:: WORK REQUIRED ::
For the records that follow, work out how many lines include "您第一次旅行的地方" and give only that count.

GIVEN DATA section start

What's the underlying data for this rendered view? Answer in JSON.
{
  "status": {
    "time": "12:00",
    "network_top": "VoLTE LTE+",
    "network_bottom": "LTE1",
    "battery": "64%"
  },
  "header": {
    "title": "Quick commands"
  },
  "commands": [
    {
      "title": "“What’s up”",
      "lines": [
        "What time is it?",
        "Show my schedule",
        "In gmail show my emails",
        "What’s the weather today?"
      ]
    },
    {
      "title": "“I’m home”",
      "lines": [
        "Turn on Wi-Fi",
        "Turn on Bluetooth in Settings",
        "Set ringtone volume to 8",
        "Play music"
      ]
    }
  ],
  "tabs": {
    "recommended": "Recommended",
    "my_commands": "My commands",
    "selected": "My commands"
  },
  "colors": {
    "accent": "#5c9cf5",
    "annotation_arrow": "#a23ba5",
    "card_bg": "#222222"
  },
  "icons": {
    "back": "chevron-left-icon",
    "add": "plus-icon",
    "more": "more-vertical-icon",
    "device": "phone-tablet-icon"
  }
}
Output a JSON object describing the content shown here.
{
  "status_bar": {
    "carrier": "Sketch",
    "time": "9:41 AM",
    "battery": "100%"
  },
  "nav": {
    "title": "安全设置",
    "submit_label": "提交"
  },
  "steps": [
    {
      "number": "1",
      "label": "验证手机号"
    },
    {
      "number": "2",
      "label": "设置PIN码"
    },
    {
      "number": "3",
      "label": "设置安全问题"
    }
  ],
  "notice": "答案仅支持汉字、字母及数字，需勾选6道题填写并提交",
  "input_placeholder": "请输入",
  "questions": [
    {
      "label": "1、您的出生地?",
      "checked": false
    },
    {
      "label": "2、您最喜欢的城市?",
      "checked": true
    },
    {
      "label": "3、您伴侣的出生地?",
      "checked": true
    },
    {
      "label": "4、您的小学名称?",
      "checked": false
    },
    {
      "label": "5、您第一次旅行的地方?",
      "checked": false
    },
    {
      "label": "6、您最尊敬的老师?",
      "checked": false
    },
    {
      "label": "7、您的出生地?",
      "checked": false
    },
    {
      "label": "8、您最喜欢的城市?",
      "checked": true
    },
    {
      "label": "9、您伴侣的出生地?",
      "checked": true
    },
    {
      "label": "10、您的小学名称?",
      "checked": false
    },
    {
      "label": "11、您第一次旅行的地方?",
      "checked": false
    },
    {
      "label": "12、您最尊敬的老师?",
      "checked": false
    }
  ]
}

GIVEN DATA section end

:: REPLY ::
2